The opinion of the court was delivered by: Wollman, Circuit Judge.
Submitted October 11, 1994
Rehearing and Suggestion for Rehearing En Banc Denied April 19, 1995
Before WOLLMAN, Circuit Judge, HEANEY, Senior Circuit Judge, and HANSEN, Circuit Judge.
Charles F. Whiton appeals from the judgment of conviction entered by the district court*fn1 following his conditional guilty plea to one count of unlawful possession of a firearm after having been committed to a mental institution, in violation of 18 U.S.C. § 922(g)(4). We affirm.
On November 2, 1990, Whiton was involuntarily admitted to the Wichita Falls State Hospital (Hospital) in Wichita Falls, Texas, after his girlfriend had alerted authorities that Whiton was exhibiting bizarre behavior. On November 8, 1990, after receiving certificates of medical examination from two psychologists who had examined Whiton, a Texas state court judge found that Whiton was mentally ill and ordered that he be committed to the Hospital for a period of time not to exceed ninety days. After determining that Whiton was capable of participating in outpatient therapy, the Hospital discharged him on November 23, 1990.
On April 23, 1993, Whiton purchased a Ruger, model 10-22, .22 caliber semi-automatic rifle from Sharp's Trading Company in Spearfish, South Dakota. As part of the purchase, Whiton filled out the Alcohol, Tobacco and Firearms Form 4473, stating that he had never been committed to a mental institution. On July 9, 1993, during the execution of a federal search warrant, Whiton admitted to authorities that he had falsely executed Form 4473. Whiton also directed authorities to the location of four additional firearms that were in his possession.
On August 19, 1993, Whiton was indicted on five counts of unlawful possession of a firearm after having been committed to a mental institution, in violation of 18 U.S.C. § 922(g)(4), and one count of making a false statement in connection with the acquisition of a firearm, in violation of 18 U.S.C. § 922(a)(6). Whiton moved to suppress statements that he made to authorities at the time of his arrest, and he moved three times to dismiss the indictment. The district court denied all of Whiton's motions. Whiton then entered a conditional plea of guilty under Fed.R.Crim.P. 11(a)(2) to one count of violating section 922(g)(4), reserving his right to appeal the district court's denial of his motions. The district court sentenced Whiton to probation for a period of one year. This appeal followed.
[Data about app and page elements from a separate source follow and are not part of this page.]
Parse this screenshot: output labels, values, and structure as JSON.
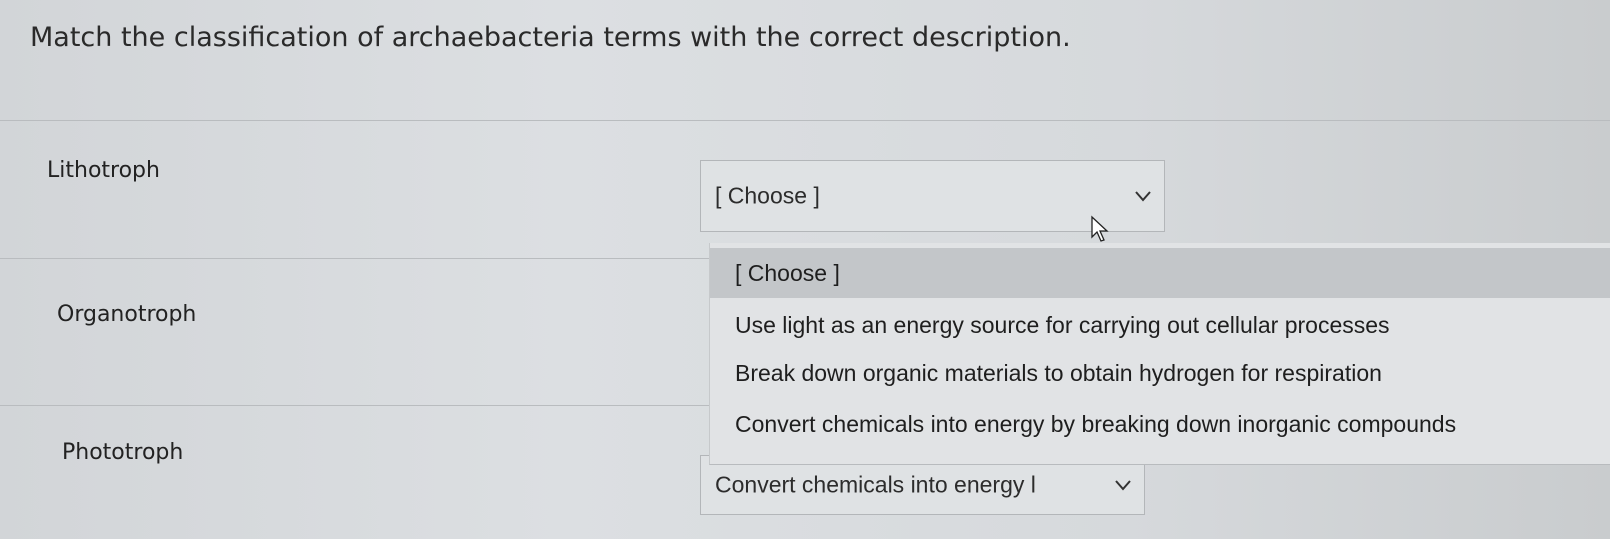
{
  "question": {
    "text": "Match the classification of archaebacteria terms with the correct description."
  },
  "rows": [
    {
      "term": "Lithotroph",
      "selected": "[ Choose ]"
    },
    {
      "term": "Organotroph"
    },
    {
      "term": "Phototroph",
      "selected": "Convert chemicals into energy l"
    }
  ],
  "dropdown": {
    "options": [
      "[ Choose ]",
      "Use light as an energy source for carrying out cellular processes",
      "Break down organic materials to obtain hydrogen for respiration",
      "Convert chemicals into energy by breaking down inorganic compounds"
    ],
    "highlighted_index": 0
  },
  "icons": {
    "chevron": "chevron-down-icon",
    "cursor": "mouse-pointer-icon"
  }
}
Whiton first argues that his involuntary commitment to the Hospital in 1990 did not constitute a commitment within the meaning of 18 U.S.C. § 922(g)(4). We review the district court's interpretation of section 922(g)(4) de novo, and we begin with a review of the statutory language. United States v. Smith, 35 F.3d 344, 345 (8th Cir.1994). Section 922(g)(4) provides:
It shall be unlawful for any person-
(4) who has been adjudicated as a mental defective or who has been committed to ...